[Start of Attachment]

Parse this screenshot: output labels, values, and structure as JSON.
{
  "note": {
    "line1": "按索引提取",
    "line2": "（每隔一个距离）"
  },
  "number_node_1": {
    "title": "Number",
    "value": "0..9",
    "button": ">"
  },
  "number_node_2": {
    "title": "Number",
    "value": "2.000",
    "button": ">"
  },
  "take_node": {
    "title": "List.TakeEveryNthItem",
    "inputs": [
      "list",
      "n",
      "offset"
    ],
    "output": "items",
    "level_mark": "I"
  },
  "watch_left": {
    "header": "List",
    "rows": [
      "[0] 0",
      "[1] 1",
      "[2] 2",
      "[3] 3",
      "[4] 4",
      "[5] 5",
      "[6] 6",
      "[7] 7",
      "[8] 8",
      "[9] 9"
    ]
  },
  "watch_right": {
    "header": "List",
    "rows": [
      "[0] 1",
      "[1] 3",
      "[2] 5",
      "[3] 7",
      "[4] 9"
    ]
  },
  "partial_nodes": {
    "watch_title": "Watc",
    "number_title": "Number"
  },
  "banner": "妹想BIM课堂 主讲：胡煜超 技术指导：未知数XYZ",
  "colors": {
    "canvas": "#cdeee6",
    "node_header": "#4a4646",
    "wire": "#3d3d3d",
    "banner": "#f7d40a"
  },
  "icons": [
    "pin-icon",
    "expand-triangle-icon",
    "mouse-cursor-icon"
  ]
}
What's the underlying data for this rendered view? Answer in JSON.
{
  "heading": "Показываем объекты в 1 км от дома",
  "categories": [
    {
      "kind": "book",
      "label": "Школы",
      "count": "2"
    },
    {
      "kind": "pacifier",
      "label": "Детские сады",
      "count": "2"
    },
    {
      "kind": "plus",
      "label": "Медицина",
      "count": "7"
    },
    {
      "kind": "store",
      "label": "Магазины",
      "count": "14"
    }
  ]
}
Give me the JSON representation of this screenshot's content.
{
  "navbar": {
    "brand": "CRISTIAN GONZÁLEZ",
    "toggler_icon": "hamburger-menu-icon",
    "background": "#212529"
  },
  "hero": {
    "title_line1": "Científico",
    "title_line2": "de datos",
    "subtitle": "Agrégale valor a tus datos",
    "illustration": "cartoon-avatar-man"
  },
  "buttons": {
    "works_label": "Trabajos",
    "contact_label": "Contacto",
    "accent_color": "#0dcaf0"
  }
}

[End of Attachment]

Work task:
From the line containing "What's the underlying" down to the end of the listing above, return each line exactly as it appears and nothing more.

Task output:
What's the underlying data for this rendered view? Answer in JSON.
{
  "heading": "Показываем объекты в 1 км от дома",
  "categories": [
    {
      "kind": "book",
      "label": "Школы",
      "count": "2"
    },
    {
      "kind": "pacifier",
      "label": "Детские сады",
      "count": "2"
    },
    {
      "kind": "plus",
      "label": "Медицина",
      "count": "7"
    },
    {
      "kind": "store",
      "label": "Магазины",
      "count": "14"
    }
  ]
}
Give me the JSON representation of this screenshot's content.
{
  "navbar": {
    "brand": "CRISTIAN GONZÁLEZ",
    "toggler_icon": "hamburger-menu-icon",
    "background": "#212529"
  },
  "hero": {
    "title_line1": "Científico",
    "title_line2": "de datos",
    "subtitle": "Agrégale valor a tus datos",
    "illustration": "cartoon-avatar-man"
  },
  "buttons": {
    "works_label": "Trabajos",
    "contact_label": "Contacto",
    "accent_color": "#0dcaf0"
  }
}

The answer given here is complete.